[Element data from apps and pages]
···
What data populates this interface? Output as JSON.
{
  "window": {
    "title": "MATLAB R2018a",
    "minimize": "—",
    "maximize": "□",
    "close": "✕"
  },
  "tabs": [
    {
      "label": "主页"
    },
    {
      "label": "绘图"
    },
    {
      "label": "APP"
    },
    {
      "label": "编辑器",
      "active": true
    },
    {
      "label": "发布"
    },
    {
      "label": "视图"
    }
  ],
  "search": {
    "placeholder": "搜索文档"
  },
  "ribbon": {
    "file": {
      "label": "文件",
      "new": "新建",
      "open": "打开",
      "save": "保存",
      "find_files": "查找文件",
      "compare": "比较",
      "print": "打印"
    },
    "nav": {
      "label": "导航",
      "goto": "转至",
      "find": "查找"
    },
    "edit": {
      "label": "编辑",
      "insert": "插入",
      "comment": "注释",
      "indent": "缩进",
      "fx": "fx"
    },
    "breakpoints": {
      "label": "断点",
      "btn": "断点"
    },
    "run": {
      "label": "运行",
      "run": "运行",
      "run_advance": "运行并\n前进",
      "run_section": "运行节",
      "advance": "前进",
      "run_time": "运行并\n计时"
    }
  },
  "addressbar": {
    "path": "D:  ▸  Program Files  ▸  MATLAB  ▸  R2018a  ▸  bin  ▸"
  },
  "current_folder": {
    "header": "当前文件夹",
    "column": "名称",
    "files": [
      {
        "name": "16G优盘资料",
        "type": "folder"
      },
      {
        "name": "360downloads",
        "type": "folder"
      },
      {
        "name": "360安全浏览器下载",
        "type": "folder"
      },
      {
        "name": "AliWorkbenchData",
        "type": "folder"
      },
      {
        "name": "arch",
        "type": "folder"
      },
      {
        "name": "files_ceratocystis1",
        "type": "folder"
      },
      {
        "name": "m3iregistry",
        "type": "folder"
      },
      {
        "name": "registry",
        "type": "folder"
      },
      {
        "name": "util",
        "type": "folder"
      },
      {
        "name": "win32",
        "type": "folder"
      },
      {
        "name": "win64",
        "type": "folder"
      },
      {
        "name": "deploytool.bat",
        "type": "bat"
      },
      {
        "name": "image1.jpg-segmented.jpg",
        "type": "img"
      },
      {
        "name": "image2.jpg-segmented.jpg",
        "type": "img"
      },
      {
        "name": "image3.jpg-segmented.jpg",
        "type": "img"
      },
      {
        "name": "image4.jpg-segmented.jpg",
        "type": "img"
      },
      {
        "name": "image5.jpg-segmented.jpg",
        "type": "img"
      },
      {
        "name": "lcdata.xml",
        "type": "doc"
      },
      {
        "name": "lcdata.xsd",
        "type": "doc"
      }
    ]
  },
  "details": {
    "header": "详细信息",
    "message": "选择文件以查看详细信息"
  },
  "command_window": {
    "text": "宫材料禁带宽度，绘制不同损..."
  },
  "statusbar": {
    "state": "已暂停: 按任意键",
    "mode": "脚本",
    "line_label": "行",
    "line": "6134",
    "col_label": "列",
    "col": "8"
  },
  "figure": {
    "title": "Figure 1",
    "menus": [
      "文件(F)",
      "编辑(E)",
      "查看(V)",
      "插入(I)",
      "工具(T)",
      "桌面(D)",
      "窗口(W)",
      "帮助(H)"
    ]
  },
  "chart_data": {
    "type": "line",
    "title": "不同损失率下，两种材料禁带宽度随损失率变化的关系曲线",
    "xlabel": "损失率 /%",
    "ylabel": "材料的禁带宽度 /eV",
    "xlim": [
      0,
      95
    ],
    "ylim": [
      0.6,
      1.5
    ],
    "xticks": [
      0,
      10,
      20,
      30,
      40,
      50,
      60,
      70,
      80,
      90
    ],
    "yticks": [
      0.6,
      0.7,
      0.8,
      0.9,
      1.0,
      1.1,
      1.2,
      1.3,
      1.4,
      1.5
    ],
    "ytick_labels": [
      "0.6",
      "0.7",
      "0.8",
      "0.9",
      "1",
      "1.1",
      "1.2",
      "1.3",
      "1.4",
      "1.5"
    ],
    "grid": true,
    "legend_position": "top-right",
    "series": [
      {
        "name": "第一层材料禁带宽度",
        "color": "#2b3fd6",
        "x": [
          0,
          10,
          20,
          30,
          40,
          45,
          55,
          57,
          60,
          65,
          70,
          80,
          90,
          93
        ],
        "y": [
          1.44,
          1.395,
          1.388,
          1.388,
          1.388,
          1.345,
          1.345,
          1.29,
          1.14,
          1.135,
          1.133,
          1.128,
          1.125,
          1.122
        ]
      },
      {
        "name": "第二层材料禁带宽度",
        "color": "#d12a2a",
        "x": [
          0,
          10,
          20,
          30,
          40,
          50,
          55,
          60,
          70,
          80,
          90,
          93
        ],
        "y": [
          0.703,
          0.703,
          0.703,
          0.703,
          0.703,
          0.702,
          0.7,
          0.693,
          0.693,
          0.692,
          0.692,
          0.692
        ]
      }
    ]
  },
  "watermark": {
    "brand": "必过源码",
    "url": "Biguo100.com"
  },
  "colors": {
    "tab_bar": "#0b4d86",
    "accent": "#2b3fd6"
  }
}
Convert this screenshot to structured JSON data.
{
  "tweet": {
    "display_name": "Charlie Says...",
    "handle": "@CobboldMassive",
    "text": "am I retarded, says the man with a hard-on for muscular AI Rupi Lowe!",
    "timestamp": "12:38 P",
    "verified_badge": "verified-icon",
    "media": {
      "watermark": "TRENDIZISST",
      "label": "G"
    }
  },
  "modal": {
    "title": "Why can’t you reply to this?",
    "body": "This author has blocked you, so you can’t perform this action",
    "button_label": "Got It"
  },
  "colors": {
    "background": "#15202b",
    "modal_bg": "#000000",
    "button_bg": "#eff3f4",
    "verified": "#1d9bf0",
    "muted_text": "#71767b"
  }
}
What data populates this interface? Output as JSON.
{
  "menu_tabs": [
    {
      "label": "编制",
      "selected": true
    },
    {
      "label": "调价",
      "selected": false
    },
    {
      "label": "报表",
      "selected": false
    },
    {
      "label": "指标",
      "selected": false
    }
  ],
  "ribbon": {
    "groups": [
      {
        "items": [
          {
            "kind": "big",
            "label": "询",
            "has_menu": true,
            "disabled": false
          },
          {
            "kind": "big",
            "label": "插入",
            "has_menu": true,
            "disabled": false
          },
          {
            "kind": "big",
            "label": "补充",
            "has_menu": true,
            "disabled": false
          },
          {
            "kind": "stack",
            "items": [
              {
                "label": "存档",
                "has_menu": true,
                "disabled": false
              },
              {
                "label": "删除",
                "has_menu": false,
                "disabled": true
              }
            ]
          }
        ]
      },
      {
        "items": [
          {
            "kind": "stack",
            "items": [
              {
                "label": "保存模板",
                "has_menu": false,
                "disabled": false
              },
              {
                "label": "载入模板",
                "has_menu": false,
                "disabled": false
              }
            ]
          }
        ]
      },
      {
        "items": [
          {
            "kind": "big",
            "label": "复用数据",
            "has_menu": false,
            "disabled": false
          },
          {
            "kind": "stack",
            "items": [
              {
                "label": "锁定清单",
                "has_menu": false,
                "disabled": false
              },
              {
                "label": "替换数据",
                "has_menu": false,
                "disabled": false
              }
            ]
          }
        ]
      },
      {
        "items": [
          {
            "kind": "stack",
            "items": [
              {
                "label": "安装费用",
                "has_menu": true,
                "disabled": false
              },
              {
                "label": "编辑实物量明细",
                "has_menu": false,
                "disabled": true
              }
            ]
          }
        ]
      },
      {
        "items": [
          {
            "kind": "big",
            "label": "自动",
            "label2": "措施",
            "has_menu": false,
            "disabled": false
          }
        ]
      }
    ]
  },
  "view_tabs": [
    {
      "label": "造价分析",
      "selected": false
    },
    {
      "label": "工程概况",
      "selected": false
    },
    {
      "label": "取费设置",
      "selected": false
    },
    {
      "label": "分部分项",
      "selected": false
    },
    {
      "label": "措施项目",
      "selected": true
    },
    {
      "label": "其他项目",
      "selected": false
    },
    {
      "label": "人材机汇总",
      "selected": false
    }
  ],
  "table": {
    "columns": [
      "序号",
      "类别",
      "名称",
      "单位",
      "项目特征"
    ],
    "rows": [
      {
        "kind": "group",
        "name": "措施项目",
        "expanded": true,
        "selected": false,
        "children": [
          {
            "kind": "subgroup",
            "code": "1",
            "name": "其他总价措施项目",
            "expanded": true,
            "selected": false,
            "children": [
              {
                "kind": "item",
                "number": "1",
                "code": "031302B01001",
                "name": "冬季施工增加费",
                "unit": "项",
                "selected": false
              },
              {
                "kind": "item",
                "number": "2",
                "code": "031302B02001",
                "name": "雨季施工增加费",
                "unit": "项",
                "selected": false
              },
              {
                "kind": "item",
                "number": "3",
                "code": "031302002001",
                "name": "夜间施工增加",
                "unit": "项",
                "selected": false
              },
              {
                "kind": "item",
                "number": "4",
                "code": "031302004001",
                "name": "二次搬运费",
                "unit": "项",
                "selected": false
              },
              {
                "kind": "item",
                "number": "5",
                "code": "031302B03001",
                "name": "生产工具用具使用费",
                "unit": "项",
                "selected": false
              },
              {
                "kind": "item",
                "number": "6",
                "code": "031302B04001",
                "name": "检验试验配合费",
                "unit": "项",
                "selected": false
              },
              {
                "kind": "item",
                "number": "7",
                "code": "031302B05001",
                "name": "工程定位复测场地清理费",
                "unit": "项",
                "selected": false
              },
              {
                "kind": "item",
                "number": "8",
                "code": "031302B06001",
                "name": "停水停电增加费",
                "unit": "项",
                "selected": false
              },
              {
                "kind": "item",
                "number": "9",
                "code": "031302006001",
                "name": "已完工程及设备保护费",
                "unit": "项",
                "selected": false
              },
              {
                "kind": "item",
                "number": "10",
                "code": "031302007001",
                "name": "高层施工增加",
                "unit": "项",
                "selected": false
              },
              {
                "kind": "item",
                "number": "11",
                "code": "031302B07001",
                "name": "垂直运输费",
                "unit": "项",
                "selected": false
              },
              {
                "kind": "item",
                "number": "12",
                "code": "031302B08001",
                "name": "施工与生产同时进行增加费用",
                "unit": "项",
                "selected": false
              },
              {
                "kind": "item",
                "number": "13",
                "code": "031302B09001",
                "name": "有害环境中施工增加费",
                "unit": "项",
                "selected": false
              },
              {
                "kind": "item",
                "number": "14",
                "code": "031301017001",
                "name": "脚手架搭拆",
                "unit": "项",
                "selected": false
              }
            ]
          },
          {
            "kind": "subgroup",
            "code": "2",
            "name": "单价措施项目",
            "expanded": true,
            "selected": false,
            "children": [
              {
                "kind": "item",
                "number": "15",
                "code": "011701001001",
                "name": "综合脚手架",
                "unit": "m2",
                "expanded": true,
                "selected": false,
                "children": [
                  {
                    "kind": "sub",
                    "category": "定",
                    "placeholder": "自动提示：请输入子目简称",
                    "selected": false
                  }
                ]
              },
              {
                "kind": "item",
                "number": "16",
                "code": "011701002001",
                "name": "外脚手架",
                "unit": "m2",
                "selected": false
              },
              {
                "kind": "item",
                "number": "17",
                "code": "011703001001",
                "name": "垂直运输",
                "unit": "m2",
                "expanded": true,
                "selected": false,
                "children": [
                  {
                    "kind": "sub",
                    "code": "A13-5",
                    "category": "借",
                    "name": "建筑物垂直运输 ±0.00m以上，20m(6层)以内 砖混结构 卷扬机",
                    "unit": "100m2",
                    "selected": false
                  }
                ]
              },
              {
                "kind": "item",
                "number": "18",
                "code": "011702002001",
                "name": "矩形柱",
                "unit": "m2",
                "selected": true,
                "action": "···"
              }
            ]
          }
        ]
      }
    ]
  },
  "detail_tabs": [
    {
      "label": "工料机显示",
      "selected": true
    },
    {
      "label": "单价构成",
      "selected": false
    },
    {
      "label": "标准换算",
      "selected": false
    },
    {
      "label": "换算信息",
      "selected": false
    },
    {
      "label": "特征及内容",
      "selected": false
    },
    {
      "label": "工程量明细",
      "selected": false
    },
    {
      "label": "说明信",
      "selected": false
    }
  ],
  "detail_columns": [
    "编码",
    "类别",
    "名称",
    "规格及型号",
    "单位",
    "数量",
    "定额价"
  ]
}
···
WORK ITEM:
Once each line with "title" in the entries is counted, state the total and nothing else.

OUTPUT OF THE TASK:
4